## Instructions to follow
In the data that follows, give the number of lines containing the word "this". Offer no additional comment.

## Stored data
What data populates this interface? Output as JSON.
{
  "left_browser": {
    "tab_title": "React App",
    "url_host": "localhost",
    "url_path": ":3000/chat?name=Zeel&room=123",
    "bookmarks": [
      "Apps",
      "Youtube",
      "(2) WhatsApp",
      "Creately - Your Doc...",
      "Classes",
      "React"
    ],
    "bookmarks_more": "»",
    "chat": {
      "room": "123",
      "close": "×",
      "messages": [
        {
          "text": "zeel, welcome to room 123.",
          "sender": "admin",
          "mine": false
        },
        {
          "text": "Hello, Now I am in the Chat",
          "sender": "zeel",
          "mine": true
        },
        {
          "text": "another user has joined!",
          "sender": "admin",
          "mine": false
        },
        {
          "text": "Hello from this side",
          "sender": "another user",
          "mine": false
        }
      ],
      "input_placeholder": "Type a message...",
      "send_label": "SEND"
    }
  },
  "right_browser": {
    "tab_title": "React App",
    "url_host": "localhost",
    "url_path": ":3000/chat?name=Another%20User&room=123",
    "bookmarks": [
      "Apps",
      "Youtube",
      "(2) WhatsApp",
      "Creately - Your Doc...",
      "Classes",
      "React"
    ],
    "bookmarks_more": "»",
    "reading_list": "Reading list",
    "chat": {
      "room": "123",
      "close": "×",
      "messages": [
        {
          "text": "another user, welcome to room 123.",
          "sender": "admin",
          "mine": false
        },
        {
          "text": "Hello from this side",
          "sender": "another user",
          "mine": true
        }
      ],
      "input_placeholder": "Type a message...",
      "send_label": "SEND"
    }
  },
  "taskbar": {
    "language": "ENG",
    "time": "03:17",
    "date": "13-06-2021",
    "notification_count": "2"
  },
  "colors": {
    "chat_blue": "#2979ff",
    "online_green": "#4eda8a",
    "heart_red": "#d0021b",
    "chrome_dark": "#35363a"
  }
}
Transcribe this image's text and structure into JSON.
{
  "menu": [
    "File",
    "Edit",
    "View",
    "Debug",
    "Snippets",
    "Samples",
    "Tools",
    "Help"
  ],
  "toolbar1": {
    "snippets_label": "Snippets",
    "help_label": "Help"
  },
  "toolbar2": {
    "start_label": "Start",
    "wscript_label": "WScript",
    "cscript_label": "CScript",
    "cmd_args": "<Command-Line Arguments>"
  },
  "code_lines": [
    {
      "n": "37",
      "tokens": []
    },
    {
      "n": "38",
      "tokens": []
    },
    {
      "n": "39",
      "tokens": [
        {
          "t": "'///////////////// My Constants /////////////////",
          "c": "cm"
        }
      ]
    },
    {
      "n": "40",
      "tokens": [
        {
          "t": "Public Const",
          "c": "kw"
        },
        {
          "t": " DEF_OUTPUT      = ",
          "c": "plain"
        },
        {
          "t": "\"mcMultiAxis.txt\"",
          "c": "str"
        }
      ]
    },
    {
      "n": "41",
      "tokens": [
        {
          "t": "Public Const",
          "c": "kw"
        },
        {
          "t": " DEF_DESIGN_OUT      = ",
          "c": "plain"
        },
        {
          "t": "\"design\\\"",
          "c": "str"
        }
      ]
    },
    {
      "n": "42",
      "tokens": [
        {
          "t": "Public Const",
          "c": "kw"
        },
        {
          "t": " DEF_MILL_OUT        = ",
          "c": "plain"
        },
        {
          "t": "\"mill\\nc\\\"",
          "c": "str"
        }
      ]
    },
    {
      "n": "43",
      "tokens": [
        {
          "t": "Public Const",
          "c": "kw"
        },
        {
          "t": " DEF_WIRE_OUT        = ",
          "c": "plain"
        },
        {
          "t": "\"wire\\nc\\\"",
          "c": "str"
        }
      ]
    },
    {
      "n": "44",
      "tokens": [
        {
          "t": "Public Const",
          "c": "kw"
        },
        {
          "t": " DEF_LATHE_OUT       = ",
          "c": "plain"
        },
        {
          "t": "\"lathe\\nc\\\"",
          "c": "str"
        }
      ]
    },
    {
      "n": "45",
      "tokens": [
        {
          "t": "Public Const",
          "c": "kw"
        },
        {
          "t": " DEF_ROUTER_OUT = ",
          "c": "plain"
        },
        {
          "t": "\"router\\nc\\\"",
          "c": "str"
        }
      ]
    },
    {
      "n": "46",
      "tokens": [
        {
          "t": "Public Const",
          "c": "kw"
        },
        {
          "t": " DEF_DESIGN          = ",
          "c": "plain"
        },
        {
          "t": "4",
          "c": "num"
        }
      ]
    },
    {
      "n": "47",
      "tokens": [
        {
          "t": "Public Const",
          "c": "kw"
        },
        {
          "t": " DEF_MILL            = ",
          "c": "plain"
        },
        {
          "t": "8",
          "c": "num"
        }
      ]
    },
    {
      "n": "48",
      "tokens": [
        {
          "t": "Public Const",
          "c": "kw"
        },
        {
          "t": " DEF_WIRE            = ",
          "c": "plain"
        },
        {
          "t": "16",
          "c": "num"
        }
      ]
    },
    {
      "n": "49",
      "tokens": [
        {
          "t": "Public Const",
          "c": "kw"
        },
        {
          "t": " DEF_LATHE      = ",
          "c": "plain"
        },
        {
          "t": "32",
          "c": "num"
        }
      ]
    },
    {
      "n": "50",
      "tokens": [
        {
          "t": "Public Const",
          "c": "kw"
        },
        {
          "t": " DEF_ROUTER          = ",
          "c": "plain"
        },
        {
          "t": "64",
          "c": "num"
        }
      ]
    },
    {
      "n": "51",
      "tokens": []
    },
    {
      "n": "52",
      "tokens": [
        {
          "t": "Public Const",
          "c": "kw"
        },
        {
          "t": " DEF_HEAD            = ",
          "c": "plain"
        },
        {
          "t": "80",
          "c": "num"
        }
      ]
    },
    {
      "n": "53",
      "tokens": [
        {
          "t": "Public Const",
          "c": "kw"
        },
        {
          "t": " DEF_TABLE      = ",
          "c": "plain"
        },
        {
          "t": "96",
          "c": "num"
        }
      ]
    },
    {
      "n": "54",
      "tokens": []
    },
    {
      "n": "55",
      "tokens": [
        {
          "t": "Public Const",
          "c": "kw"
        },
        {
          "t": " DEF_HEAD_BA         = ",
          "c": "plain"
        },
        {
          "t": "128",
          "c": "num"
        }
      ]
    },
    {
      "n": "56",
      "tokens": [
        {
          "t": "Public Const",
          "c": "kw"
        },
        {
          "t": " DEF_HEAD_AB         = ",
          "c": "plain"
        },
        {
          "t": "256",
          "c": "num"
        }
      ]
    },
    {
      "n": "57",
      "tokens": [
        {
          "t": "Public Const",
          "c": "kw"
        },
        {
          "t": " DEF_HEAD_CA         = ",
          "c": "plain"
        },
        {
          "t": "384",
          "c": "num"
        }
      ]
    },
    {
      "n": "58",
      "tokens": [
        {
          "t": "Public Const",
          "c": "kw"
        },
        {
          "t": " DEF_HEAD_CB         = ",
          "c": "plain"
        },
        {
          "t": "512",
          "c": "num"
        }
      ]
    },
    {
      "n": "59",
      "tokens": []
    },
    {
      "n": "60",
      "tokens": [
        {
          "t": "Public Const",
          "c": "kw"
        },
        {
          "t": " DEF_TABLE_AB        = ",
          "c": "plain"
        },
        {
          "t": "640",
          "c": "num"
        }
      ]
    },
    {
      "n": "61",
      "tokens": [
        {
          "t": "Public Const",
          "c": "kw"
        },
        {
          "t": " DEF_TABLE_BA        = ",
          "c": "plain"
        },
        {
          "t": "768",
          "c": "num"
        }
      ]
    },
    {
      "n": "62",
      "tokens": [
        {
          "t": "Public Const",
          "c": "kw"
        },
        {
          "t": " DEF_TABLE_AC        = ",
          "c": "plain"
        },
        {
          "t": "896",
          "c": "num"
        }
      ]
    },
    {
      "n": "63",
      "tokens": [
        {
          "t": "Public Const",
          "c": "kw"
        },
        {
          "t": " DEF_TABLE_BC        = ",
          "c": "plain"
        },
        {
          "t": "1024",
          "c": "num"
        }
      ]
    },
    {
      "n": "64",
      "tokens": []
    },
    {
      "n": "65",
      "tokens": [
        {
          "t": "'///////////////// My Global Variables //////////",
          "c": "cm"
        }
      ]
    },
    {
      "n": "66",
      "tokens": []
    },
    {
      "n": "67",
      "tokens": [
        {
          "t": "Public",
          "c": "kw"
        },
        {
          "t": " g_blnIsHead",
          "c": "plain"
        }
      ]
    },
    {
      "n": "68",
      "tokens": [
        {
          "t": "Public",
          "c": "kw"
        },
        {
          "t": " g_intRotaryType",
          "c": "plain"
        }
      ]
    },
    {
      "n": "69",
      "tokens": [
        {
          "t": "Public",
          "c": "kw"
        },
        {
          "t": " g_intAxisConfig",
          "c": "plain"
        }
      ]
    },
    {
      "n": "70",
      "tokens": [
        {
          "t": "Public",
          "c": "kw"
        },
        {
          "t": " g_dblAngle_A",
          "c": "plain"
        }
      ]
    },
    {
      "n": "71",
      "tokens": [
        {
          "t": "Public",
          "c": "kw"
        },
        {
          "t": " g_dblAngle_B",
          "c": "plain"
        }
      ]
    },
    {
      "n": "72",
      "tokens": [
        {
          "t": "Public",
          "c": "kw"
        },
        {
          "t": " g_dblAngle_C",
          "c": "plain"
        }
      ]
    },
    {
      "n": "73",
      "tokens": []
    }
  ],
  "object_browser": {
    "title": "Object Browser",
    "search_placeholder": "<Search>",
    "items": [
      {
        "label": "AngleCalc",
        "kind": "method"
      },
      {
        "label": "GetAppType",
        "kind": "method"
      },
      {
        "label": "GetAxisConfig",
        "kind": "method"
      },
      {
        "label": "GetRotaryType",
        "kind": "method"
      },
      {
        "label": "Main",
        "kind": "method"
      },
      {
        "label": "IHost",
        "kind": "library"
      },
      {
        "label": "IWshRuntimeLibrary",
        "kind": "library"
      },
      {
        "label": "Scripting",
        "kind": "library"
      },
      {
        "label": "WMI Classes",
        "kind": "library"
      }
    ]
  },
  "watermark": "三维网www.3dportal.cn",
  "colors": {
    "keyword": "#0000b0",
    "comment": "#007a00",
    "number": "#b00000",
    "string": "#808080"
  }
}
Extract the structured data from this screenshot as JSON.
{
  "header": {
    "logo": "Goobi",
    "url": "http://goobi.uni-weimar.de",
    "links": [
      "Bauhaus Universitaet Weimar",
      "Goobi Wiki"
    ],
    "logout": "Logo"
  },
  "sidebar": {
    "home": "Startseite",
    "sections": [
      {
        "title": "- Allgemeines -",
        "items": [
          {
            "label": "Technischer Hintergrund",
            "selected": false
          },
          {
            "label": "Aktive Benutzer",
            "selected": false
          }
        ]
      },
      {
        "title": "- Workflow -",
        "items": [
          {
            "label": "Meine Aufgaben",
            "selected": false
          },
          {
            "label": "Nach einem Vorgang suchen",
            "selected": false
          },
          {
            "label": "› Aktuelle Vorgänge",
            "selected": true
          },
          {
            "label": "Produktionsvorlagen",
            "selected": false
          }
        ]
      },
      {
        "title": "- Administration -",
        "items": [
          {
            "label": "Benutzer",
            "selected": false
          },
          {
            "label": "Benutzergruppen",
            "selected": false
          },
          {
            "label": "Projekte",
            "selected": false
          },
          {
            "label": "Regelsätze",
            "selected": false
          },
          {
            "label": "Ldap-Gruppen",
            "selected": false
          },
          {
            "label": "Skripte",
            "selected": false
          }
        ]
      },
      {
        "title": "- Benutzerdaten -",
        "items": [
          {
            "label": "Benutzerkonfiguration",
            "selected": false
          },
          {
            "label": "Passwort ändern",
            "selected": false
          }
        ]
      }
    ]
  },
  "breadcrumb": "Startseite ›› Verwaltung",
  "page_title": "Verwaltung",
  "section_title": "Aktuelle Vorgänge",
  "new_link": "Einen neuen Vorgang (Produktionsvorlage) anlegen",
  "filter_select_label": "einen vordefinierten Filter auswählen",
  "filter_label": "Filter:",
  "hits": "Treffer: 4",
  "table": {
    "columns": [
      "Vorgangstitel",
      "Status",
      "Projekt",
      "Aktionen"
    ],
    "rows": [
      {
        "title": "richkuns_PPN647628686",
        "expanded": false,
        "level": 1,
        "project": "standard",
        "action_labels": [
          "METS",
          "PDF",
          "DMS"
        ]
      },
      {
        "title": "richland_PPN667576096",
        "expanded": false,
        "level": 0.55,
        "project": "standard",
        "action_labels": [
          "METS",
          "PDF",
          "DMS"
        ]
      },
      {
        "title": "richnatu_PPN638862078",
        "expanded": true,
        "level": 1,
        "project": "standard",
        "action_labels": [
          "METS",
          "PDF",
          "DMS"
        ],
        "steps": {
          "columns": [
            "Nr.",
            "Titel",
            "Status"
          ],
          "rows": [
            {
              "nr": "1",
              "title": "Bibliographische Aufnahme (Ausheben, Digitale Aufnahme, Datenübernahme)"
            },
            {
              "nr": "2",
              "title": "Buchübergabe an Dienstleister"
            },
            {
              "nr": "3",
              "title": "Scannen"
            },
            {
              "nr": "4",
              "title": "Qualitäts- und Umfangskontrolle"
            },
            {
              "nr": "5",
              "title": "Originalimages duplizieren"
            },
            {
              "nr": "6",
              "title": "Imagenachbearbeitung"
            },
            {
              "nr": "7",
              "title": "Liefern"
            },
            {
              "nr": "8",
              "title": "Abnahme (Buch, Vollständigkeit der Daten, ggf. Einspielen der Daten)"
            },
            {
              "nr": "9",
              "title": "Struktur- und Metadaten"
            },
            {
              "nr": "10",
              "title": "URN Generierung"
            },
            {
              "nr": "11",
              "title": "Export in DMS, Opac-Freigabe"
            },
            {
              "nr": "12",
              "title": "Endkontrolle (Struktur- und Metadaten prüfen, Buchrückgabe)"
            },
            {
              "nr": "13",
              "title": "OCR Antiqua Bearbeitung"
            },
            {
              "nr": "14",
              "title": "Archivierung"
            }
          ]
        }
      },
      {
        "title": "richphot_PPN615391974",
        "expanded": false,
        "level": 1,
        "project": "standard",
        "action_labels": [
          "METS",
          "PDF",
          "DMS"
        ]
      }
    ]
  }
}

## Output below
5